The way they lied, those days have to be over.
Why did I watch it?
I didn’t know I needed to watch another film about brave journalism at the Washington Post until I read that Spielberg had rushed to make this following the election of Trump.
Did it meet expectations?
As you might expect, this is a tub-thumping hymn to the independence of the press and those who really stand up for it, and of course at Spieldberg’s hands it’s supremely well constructed – hitting all the right beats to make it exciting and inspiring (with a suitably stirring score from regular collaborator John Williams). It has that feel of early West Wing: you get invested in the cause because good people are taking risks to do stuff that matters.
Incidentally, it took me almost the whole of West Wing alumnus Bradley Whitford’s first scene to work out who he was under that white hair – it was only the liveliness of his eyebrows above those glasses that gave him away. Another Sorkin alumnus is Sarah Paulson (Studio 60) as Bradlee’s wife. (I kept thinking I recognised other players, but this is probably @MattJTownsend’s fault for hinting that I would). Neither Tom Hanks nor Meryl Streep generally sell me on a film, but they were both good (even if her performance, in particular, was somewhat overcooked).
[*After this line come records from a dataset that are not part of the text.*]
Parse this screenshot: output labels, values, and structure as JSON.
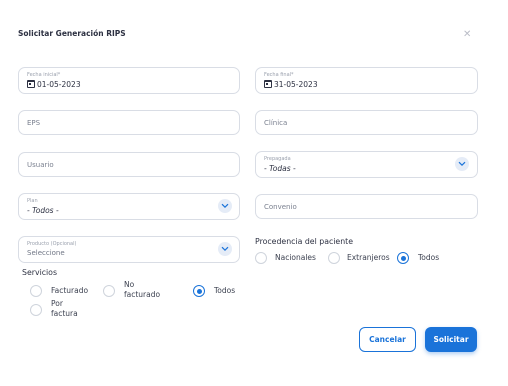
{
  "dialog": {
    "title": "Solicitar Generación RIPS",
    "close_icon": "close-icon"
  },
  "fields": {
    "fecha_inicial": {
      "label": "Fecha inicial*",
      "value": "01-05-2023",
      "icon": "calendar-icon"
    },
    "fecha_final": {
      "label": "Fecha final*",
      "value": "31-05-2023",
      "icon": "calendar-icon"
    },
    "eps": {
      "placeholder": "EPS"
    },
    "clinica": {
      "placeholder": "Clínica"
    },
    "usuario": {
      "placeholder": "Usuario"
    },
    "prepagada": {
      "label": "Prepagada",
      "value": "- Todas -"
    },
    "plan": {
      "label": "Plan",
      "value": "- Todos -"
    },
    "convenio": {
      "placeholder": "Convenio"
    },
    "producto": {
      "label": "Producto (Opcional)",
      "value": "Seleccione"
    }
  },
  "procedencia": {
    "title": "Procedencia del paciente",
    "options": [
      {
        "label": "Nacionales",
        "checked": false
      },
      {
        "label": "Extranjeros",
        "checked": false
      },
      {
        "label": "Todos",
        "checked": true
      }
    ]
  },
  "servicios": {
    "title": "Servicios",
    "options": [
      {
        "label": "Facturado",
        "checked": false
      },
      {
        "label_line1": "No",
        "label_line2": "facturado",
        "checked": false
      },
      {
        "label": "Todos",
        "checked": true
      },
      {
        "label_line1": "Por",
        "label_line2": "factura",
        "checked": false
      }
    ]
  },
  "buttons": {
    "cancel": "Cancelar",
    "submit": "Solicitar"
  },
  "colors": {
    "accent": "#1a73d9",
    "border": "#d9dde5",
    "chevron_bg": "#e5ecf7"
  }
}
Clearly it’s not going to win over any of Trump’s fake news brigade, but it’s not supposed to. It’s a good guys vs bad guys story; a reminder for, and celebration of, those newspaper folk who are sticking to their guns. Nixon is but a sinister voice, a silhouette in the window of the oval office – though through Bruce Greenwood’s McNamara there is some attempt to understand the mendacity of previous administrations. I hope as many journalists, editors and publishers as possible get to see it and, despite its moral simplicity, are buoyed by the bravey that it celebrates.
And it doesn’t tread on the toes of All The President’s Men; it’s a different beast focusing on the politics rather than the journalism in the publication of the Pentagon Papers (the three months preparation of the New York Times stories are unseen). But there’s an unmistakable nod that makes it almost a prequel and leaves me itching to go back and rewatch Pakula’s film.
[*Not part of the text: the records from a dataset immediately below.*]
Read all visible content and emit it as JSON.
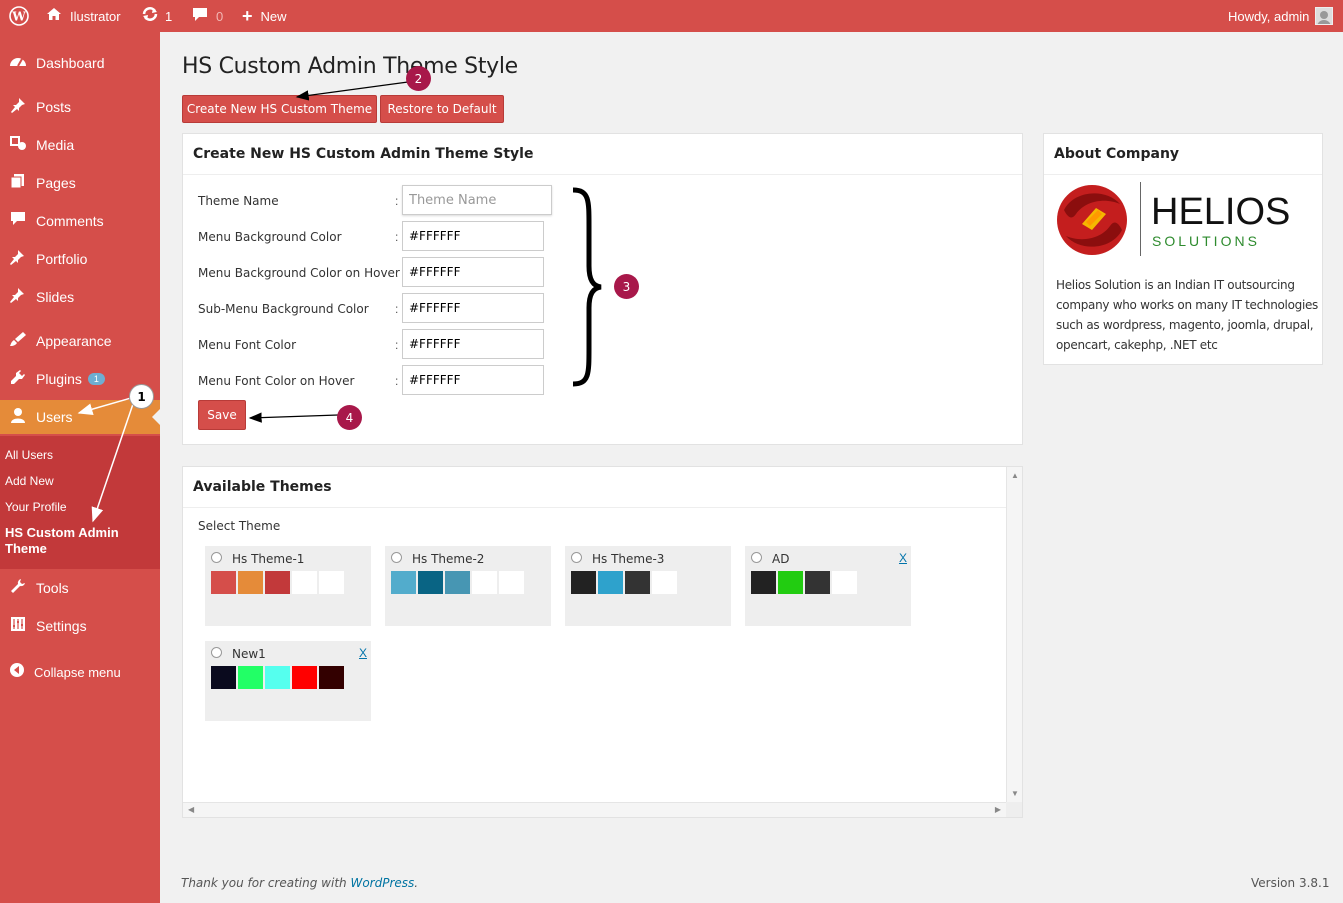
{
  "adminbar": {
    "site_name": "Ilustrator",
    "updates_count": "1",
    "comments_count": "0",
    "new_label": "New",
    "howdy": "Howdy, admin"
  },
  "sidebar": {
    "items": [
      {
        "label": "Dashboard",
        "icon": "dashboard-icon"
      },
      {
        "label": "Posts",
        "icon": "pin-icon"
      },
      {
        "label": "Media",
        "icon": "media-icon"
      },
      {
        "label": "Pages",
        "icon": "pages-icon"
      },
      {
        "label": "Comments",
        "icon": "comment-icon"
      },
      {
        "label": "Portfolio",
        "icon": "portfolio-icon"
      },
      {
        "label": "Slides",
        "icon": "slides-icon"
      },
      {
        "label": "Appearance",
        "icon": "brush-icon"
      },
      {
        "label": "Plugins",
        "icon": "plug-icon",
        "badge": "1"
      },
      {
        "label": "Users",
        "icon": "user-icon"
      },
      {
        "label": "Tools",
        "icon": "wrench-icon"
      },
      {
        "label": "Settings",
        "icon": "settings-icon"
      }
    ],
    "submenu": [
      "All Users",
      "Add New",
      "Your Profile",
      "HS Custom Admin Theme"
    ],
    "collapse": "Collapse menu"
  },
  "page": {
    "title": "HS Custom Admin Theme Style",
    "btn_create": "Create New HS Custom Theme",
    "btn_restore": "Restore to Default"
  },
  "form": {
    "title": "Create New HS Custom Admin Theme Style",
    "theme_name_label": "Theme Name",
    "theme_name_placeholder": "Theme Name",
    "fields": [
      {
        "label": "Menu Background Color",
        "value": "#FFFFFF"
      },
      {
        "label": "Menu Background Color on Hover",
        "value": "#FFFFFF"
      },
      {
        "label": "Sub-Menu Background Color",
        "value": "#FFFFFF"
      },
      {
        "label": "Menu Font Color",
        "value": "#FFFFFF"
      },
      {
        "label": "Menu Font Color on Hover",
        "value": "#FFFFFF"
      }
    ],
    "colon": ":",
    "save": "Save"
  },
  "about": {
    "title": "About Company",
    "logo_word": "HELIOS",
    "logo_sub": "SOLUTIONS",
    "text": "Helios Solution is an Indian IT outsourcing company who works on many IT technologies such as wordpress, magento, joomla, drupal, opencart, cakephp, .NET etc"
  },
  "themes": {
    "title": "Available Themes",
    "select_label": "Select Theme",
    "delete_label": "X",
    "items": [
      {
        "name": "Hs Theme-1",
        "colors": [
          "#d54e4a",
          "#e58b39",
          "#c2393a",
          "#ffffff",
          "#ffffff"
        ]
      },
      {
        "name": "Hs Theme-2",
        "colors": [
          "#52accc",
          "#096484",
          "#4796b3",
          "#ffffff",
          "#ffffff"
        ]
      },
      {
        "name": "Hs Theme-3",
        "colors": [
          "#222222",
          "#2ea2cc",
          "#333333",
          "#ffffff",
          "#eeeeee"
        ]
      },
      {
        "name": "AD",
        "colors": [
          "#222222",
          "#22cc11",
          "#333333",
          "#ffffff",
          "#eeeeee"
        ],
        "deletable": true
      },
      {
        "name": "New1",
        "colors": [
          "#0a0a1e",
          "#22ff66",
          "#55ffee",
          "#ff0000",
          "#330000"
        ],
        "deletable": true
      }
    ]
  },
  "annotations": [
    "1",
    "2",
    "3",
    "4"
  ],
  "footer": {
    "thanks_prefix": "Thank you for creating with ",
    "thanks_link": "WordPress",
    "thanks_suffix": ".",
    "version": "Version 3.8.1"
  },
  "colors": {
    "primary": "#d54e4a",
    "current": "#e58b39",
    "submenu": "#c2393a",
    "annotation": "#a8184a"
  }
}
You should watch it if…
- You’re interested in The Washington Post vs Nixon
- You enjoy a feel-good political thriller
You shouldn’t watch it if…
- You’re allergic to self-congratulation, even in a good cause
Next up: Zero Dark Thirty (2012)